In 1986, a group of local Hispanic-American veterans chartered the Gabriel A. Rodriguez American Legion Post No. 1928, creating a place where those who served could seek comfort and community.
Hispanic Heritage Council of WNY President Casimiro Rodriguez recently asked Higgins’ office for assistance with obtaining a full set of the medals his brother earned while serving during the Vietnam War. During the Hispanic Heritage Month ceremony, Higgins presented the following medals to the Rodriguez family, on behalf of a grateful nation:
•National Defense Service Medal: Awarded for honorable active duty service from Jan. 1, 1961, to Aug. 14, 1974;
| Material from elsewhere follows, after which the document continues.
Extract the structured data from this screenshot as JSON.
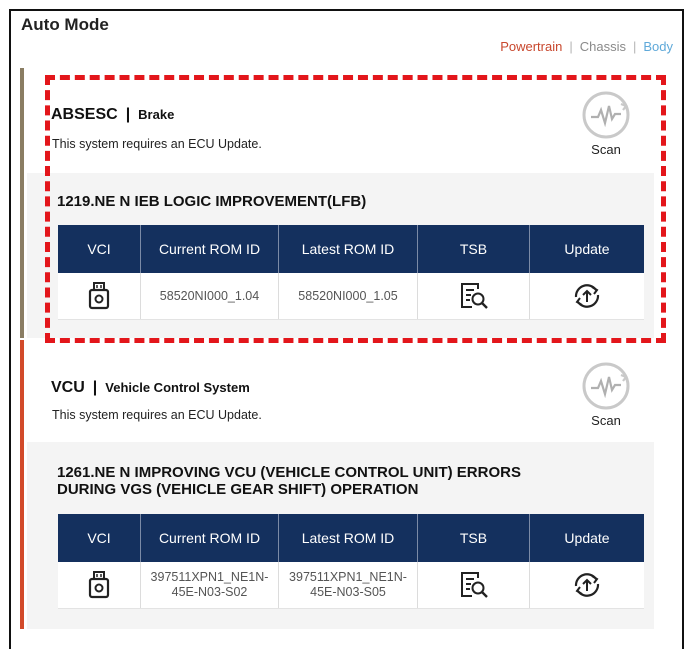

•Vietnam Service Medal: For service in Vietnam, Thailand, Laos, or Cambodia from July 1965 through March 1973 and the evacuation of Saigon from 29-30 April 1975;
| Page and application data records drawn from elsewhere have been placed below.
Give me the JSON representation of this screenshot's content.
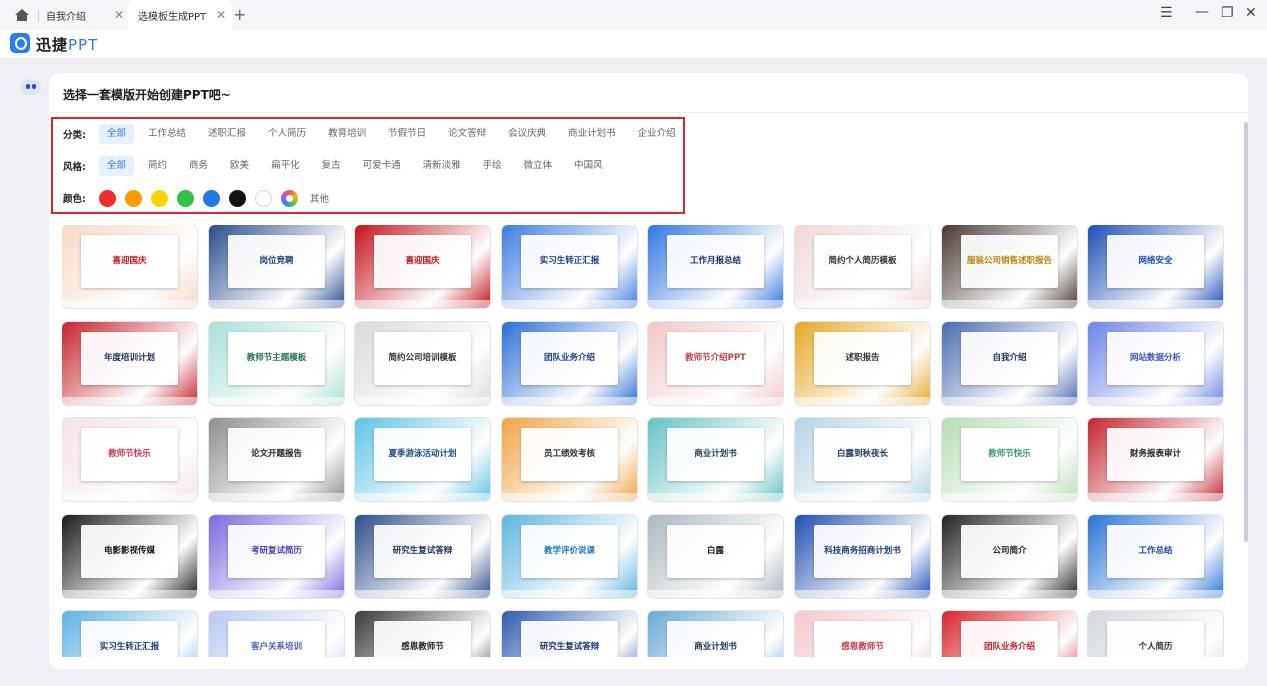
{
  "tabs": [
    {
      "label": "自我介绍",
      "active": false
    },
    {
      "label": "选模板生成PPT",
      "active": true
    }
  ],
  "window_controls": {
    "menu": "☰",
    "minimize": "—",
    "restore": "❐",
    "close": "✕"
  },
  "brand": {
    "name_cn": "迅捷",
    "name_en": "PPT",
    "accent": "#2b7cf6"
  },
  "panel": {
    "title": "选择一套模版开始创建PPT吧~"
  },
  "filters": {
    "category": {
      "label": "分类:",
      "items": [
        "全部",
        "工作总结",
        "述职汇报",
        "个人简历",
        "教育培训",
        "节假节日",
        "论文答辩",
        "会议庆典",
        "商业计划书",
        "企业介绍"
      ],
      "active": 0
    },
    "style": {
      "label": "风格:",
      "items": [
        "全部",
        "简约",
        "商务",
        "欧美",
        "扁平化",
        "复古",
        "可爱卡通",
        "清新淡雅",
        "手绘",
        "微立体",
        "中国风"
      ],
      "active": 0
    },
    "color": {
      "label": "颜色:",
      "swatches": [
        "#f02c2c",
        "#ff9a00",
        "#ffd400",
        "#35c046",
        "#1f78e6",
        "#111111",
        "#ffffff",
        "multi"
      ],
      "other_label": "其他"
    }
  },
  "templates": [
    {
      "title": "喜迎国庆",
      "bg": "#f6d9c5",
      "fg": "#c8171d"
    },
    {
      "title": "岗位竞聘",
      "bg": "#2a4d8f",
      "fg": "#1e3f7a"
    },
    {
      "title": "喜迎国庆",
      "bg": "#c4141b",
      "fg": "#c4141b"
    },
    {
      "title": "实习生转正汇报",
      "bg": "#3e7be0",
      "fg": "#1c3c85"
    },
    {
      "title": "工作月报总结",
      "bg": "#2f75e1",
      "fg": "#1b2f6b"
    },
    {
      "title": "简约个人简历模板",
      "bg": "#f1d6d6",
      "fg": "#333333"
    },
    {
      "title": "服装公司销售述职报告",
      "bg": "#4a3a32",
      "fg": "#b8860b"
    },
    {
      "title": "网络安全",
      "bg": "#1d4fb5",
      "fg": "#1d4fb5"
    },
    {
      "title": "年度培训计划",
      "bg": "#c5232b",
      "fg": "#1c2f5e"
    },
    {
      "title": "教师节主题模板",
      "bg": "#a8e0d8",
      "fg": "#2b6b62"
    },
    {
      "title": "简约公司培训模板",
      "bg": "#d9d9d9",
      "fg": "#333333"
    },
    {
      "title": "团队业务介绍",
      "bg": "#2b6fd6",
      "fg": "#1b3f86"
    },
    {
      "title": "教师节介绍PPT",
      "bg": "#f2c6c6",
      "fg": "#c2454b"
    },
    {
      "title": "述职报告",
      "bg": "#e6a826",
      "fg": "#333333"
    },
    {
      "title": "自我介绍",
      "bg": "#4a6bb0",
      "fg": "#1e2f5c"
    },
    {
      "title": "网站数据分析",
      "bg": "#6b83e6",
      "fg": "#4257c2"
    },
    {
      "title": "教师节快乐",
      "bg": "#f4e2e8",
      "fg": "#d0375b"
    },
    {
      "title": "论文开题报告",
      "bg": "#8e8e8e",
      "fg": "#222222"
    },
    {
      "title": "夏季游泳活动计划",
      "bg": "#5dc3e6",
      "fg": "#1c4c8a"
    },
    {
      "title": "员工绩效考核",
      "bg": "#f0a342",
      "fg": "#333333"
    },
    {
      "title": "商业计划书",
      "bg": "#66c2c5",
      "fg": "#1e3d5c"
    },
    {
      "title": "白露到秋夜长",
      "bg": "#b5d4e5",
      "fg": "#1d3b5c"
    },
    {
      "title": "教师节快乐",
      "bg": "#b7ddb4",
      "fg": "#3a9a74"
    },
    {
      "title": "财务报表审计",
      "bg": "#c4262e",
      "fg": "#222222"
    },
    {
      "title": "电影影视传媒",
      "bg": "#1a1a1a",
      "fg": "#111111"
    },
    {
      "title": "考研复试简历",
      "bg": "#7a6ae0",
      "fg": "#4a3bb8"
    },
    {
      "title": "研究生复试答辩",
      "bg": "#2c4c8a",
      "fg": "#1d2f55"
    },
    {
      "title": "教学评价说课",
      "bg": "#5db4e0",
      "fg": "#1e78c2"
    },
    {
      "title": "白露",
      "bg": "#a9b7bf",
      "fg": "#222222"
    },
    {
      "title": "科技商务招商计划书",
      "bg": "#1e4fb0",
      "fg": "#1e3a7a"
    },
    {
      "title": "公司简介",
      "bg": "#222222",
      "fg": "#222222"
    },
    {
      "title": "工作总结",
      "bg": "#2873d6",
      "fg": "#1c4aa0"
    },
    {
      "title": "实习生转正汇报",
      "bg": "#5fb1e6",
      "fg": "#1c3c6b"
    },
    {
      "title": "客户关系培训",
      "bg": "#b9c9f0",
      "fg": "#4a5fb8"
    },
    {
      "title": "感恩教师节",
      "bg": "#3a3a3a",
      "fg": "#222222"
    },
    {
      "title": "研究生复试答辩",
      "bg": "#2e5bb0",
      "fg": "#1c3570"
    },
    {
      "title": "商业计划书",
      "bg": "#6aa9d6",
      "fg": "#1c2f55"
    },
    {
      "title": "感恩教师节",
      "bg": "#f4c6cc",
      "fg": "#c8374b"
    },
    {
      "title": "团队业务介绍",
      "bg": "#d8262e",
      "fg": "#c0202a"
    },
    {
      "title": "个人简历",
      "bg": "#d2d6dc",
      "fg": "#333333"
    }
  ]
}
•Sharpshooter Badge with Rifle Bar: Awarded for completion of a weapons qualification course and skill in the use of a rifle.
Gabe was also entitled to the Republic of Vietnam Campaign Ribbon with Device (1960), awarded to armed forces personnel by the Government of the Republic of Vietnam, for six months of service in South Vietnam during the period March 1, 1961, to March 28, 1973. And Higgins provided a flag that few over the U.S. Capitol Building in Washington, D.C., in recognition of the supreme sacrifices Gabe made in service to this country.
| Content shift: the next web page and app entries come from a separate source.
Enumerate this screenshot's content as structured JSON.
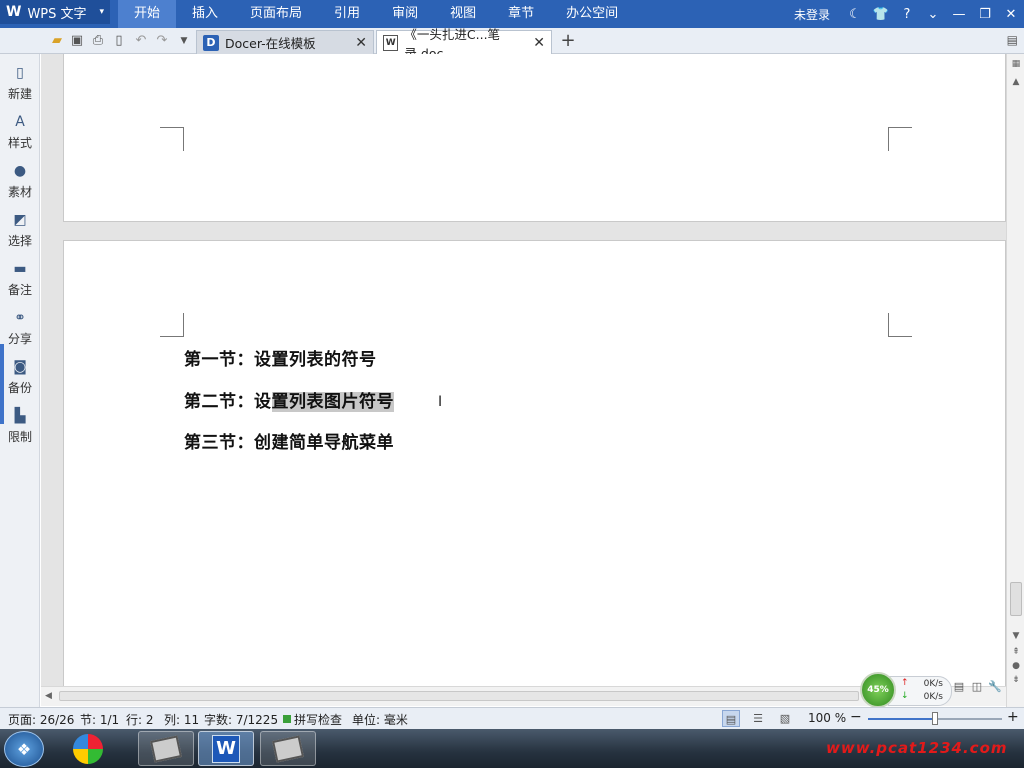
{
  "titlebar": {
    "app_logo": "W",
    "app_name": "WPS 文字",
    "app_dropdown": "▾",
    "menus": [
      "开始",
      "插入",
      "页面布局",
      "引用",
      "审阅",
      "视图",
      "章节",
      "办公空间"
    ],
    "active_menu": "开始",
    "login": "未登录",
    "help": "?"
  },
  "tabs": [
    {
      "icon": "D",
      "label": "Docer-在线模板",
      "close": "✕"
    },
    {
      "icon": "W",
      "label": "《一头扎进C...笔录.doc",
      "close": "✕"
    }
  ],
  "tab_add": "+",
  "sidebar": [
    {
      "icon": "new-doc-icon",
      "label": "新建"
    },
    {
      "icon": "style-icon",
      "label": "样式"
    },
    {
      "icon": "material-icon",
      "label": "素材"
    },
    {
      "icon": "select-icon",
      "label": "选择"
    },
    {
      "icon": "comment-icon",
      "label": "备注"
    },
    {
      "icon": "share-icon",
      "label": "分享"
    },
    {
      "icon": "backup-icon",
      "label": "备份"
    },
    {
      "icon": "restrict-icon",
      "label": "限制"
    }
  ],
  "document": {
    "lines": [
      {
        "prefix": "第一节：设置列表的符号",
        "selected": ""
      },
      {
        "prefix": "第二节：设",
        "selected": "置列表图片符号"
      },
      {
        "prefix": "第三节：创建简单导航菜单",
        "selected": ""
      }
    ]
  },
  "network": {
    "percent": "45%",
    "up": "0K/s",
    "down": "0K/s"
  },
  "status": {
    "page": "页面: 26/26",
    "section": "节: 1/1",
    "row": "行: 2",
    "col": "列: 11",
    "words": "字数: 7/1225",
    "spell": "拼写检查",
    "unit": "单位: 毫米",
    "zoom": "100 %",
    "zoom_out": "−",
    "zoom_in": "+",
    "zoom_fraction": 0.5
  },
  "taskbar": {
    "watermark": "www.pcat1234.com"
  },
  "colors": {
    "titlebar": "#2c62b5",
    "selection": "#c8c8c8",
    "watermark": "#e21a1a"
  }
}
Remembering ‘The Borinqueneers’
The event concluded with remarks from Rivera, an Air Force veteran and member of the Latino Veterans Association, on “The Borinqueneers.”
The Borinqueneer division of the Army was born shortly after U.S. acquisition of Puerto Rico and rededicated as the 65th Infantry Regiment. The division, comprised of brave Hispanic American soldiers, remained segregated throughout World War I, World War II and most of the Korean War, even after President Harry Truman ordered the desegregation of the armed forces. The soldiers of the 65th Regiment were highly decorated, earning one Medal of Honor, nine Distinguished Service Crosses, 250 Silver Stars, over 600 Bronze Stars, and more than 2,700 Purple Hearts. Members of the Hispanic Heritage Council of WNY and Higgins played an essential role is advocating for the passage of legislation awarding the Congressional Gold Medal to the 65th Infantry Regiment, paying tribute to the Borinqueneers.
Puerto Ricans and Vietnam War
Commencing with World War I, Puerto Ricans and people of Puerto Rican descent have participated as members of the armed forces in every conflict in which the U.S. has been involved. Accordingly, thousands of Puerto Ricans served during the Vietnam War. Hundreds died, either killed in action (KIA) or while prisoners of war (POW). It is estimated 48,000 Puerto Ricans served in the four branches of the armed forces during the Vietnam War. Of that total, 345 died in combat and 18 were listed as missing in action (MIA).
Puerto Ricans served in different positions throughout the military as commanders, fighter pilots and common foot soldiers. Many of them distinguished themselves in combat and were awarded the highest honors conferred by the military. Four were awarded the Medal of Honor, the highest U.S. military decoration; five were awarded the Distinguished Service Cross (DSC), the second-highest military decoration of the Army; and two received the Navy Cross, the second-highest medal that can be awarded by the Navy. The Navy Cross is awarded to members of the Navy or Marine Corps for heroism or distinguished service.
For more information on Buffalo & Erie County Naval & Military Park events and exhibits, visit https://buffalonavalpark.org/.
Additional information on the Hispanic Heritage Council of Western New York, including a full listing of Hispanic Heritage Month events, is available at: http://hispanicheritagewny.org.